**WHAT YOU SHOULD DO**
Using the records below, filter out every line that lacks "title" and copy the rest.

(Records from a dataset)
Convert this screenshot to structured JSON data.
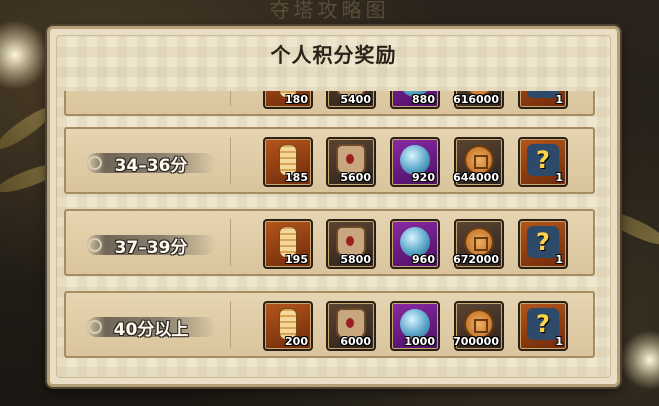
{
  "background": {
    "title": "夺塔攻略图"
  },
  "panel": {
    "title": "个人积分奖励"
  },
  "rows": [
    {
      "label": "",
      "items": [
        {
          "icon": "scroll-icon",
          "qty": "180"
        },
        {
          "icon": "gift-bag-icon",
          "qty": "5400"
        },
        {
          "icon": "spirit-orb-icon",
          "qty": "880"
        },
        {
          "icon": "coin-icon",
          "qty": "616000"
        },
        {
          "icon": "mystery-box-icon",
          "qty": "1"
        }
      ]
    },
    {
      "label": "34–36分",
      "items": [
        {
          "icon": "scroll-icon",
          "qty": "185"
        },
        {
          "icon": "gift-bag-icon",
          "qty": "5600"
        },
        {
          "icon": "spirit-orb-icon",
          "qty": "920"
        },
        {
          "icon": "coin-icon",
          "qty": "644000"
        },
        {
          "icon": "mystery-box-icon",
          "qty": "1"
        }
      ]
    },
    {
      "label": "37–39分",
      "items": [
        {
          "icon": "scroll-icon",
          "qty": "195"
        },
        {
          "icon": "gift-bag-icon",
          "qty": "5800"
        },
        {
          "icon": "spirit-orb-icon",
          "qty": "960"
        },
        {
          "icon": "coin-icon",
          "qty": "672000"
        },
        {
          "icon": "mystery-box-icon",
          "qty": "1"
        }
      ]
    },
    {
      "label": "40分以上",
      "items": [
        {
          "icon": "scroll-icon",
          "qty": "200"
        },
        {
          "icon": "gift-bag-icon",
          "qty": "6000"
        },
        {
          "icon": "spirit-orb-icon",
          "qty": "1000"
        },
        {
          "icon": "coin-icon",
          "qty": "700000"
        },
        {
          "icon": "mystery-box-icon",
          "qty": "1"
        }
      ]
    }
  ],
  "colors": {
    "panel": "#efe6cf",
    "row": "#d9c49c",
    "orange_slot": "#b5561c",
    "purple_slot": "#8b2aa5"
  }
}
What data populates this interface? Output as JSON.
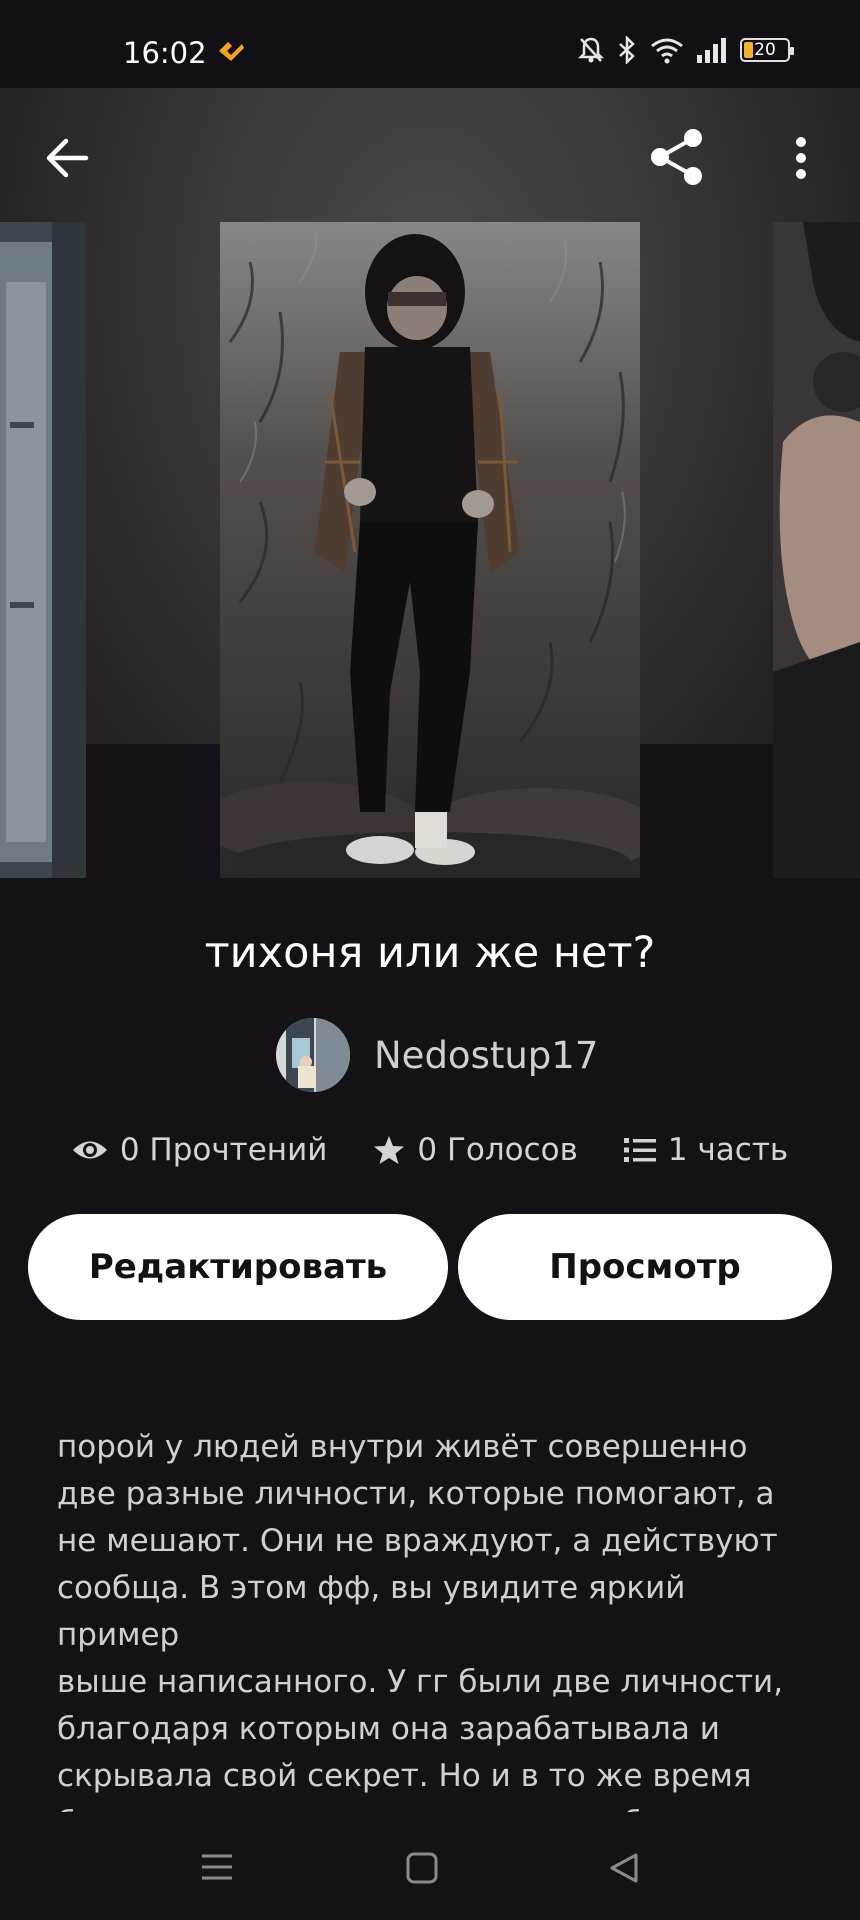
{
  "status_bar": {
    "time": "16:02",
    "battery": "20",
    "icons": [
      "app-notification-icon",
      "mute-icon",
      "bluetooth-icon",
      "wifi-icon",
      "signal-icon",
      "battery-icon"
    ]
  },
  "toolbar": {
    "icons": [
      "back-arrow-icon",
      "share-icon",
      "more-vertical-icon"
    ]
  },
  "story": {
    "title": "тихоня или же нет?",
    "author": "Nedostup17",
    "stats": {
      "reads": "0 Прочтений",
      "votes": "0 Голосов",
      "parts": "1 часть"
    },
    "buttons": {
      "edit": "Редактировать",
      "preview": "Просмотр"
    },
    "description": "порой у людей внутри живёт совершенно\nдве разные личности, которые помогают, а\nне мешают. Они не враждуют, а действуют\nсообща. В этом фф, вы увидите яркий пример\nвыше написанного. У гг были две личности,\nблагодаря которым  она зарабатывала и\nскрывала свой секрет. Но и в то же время\nбыла изгоем, только для того что бы никто не"
  },
  "colors": {
    "background": "#141216",
    "accent": "#f2b230",
    "button_bg": "#ffffff",
    "text_primary": "#ffffff",
    "text_secondary": "#d0d0d0"
  },
  "nav_bar": {
    "icons": [
      "recent-apps-icon",
      "home-icon",
      "back-nav-icon"
    ]
  }
}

**RESULT FOR THIS EXERCISE**
    "title": "夺塔攻略图"
    "title": "个人积分奖励"
    "title": "тихоня или же нет?",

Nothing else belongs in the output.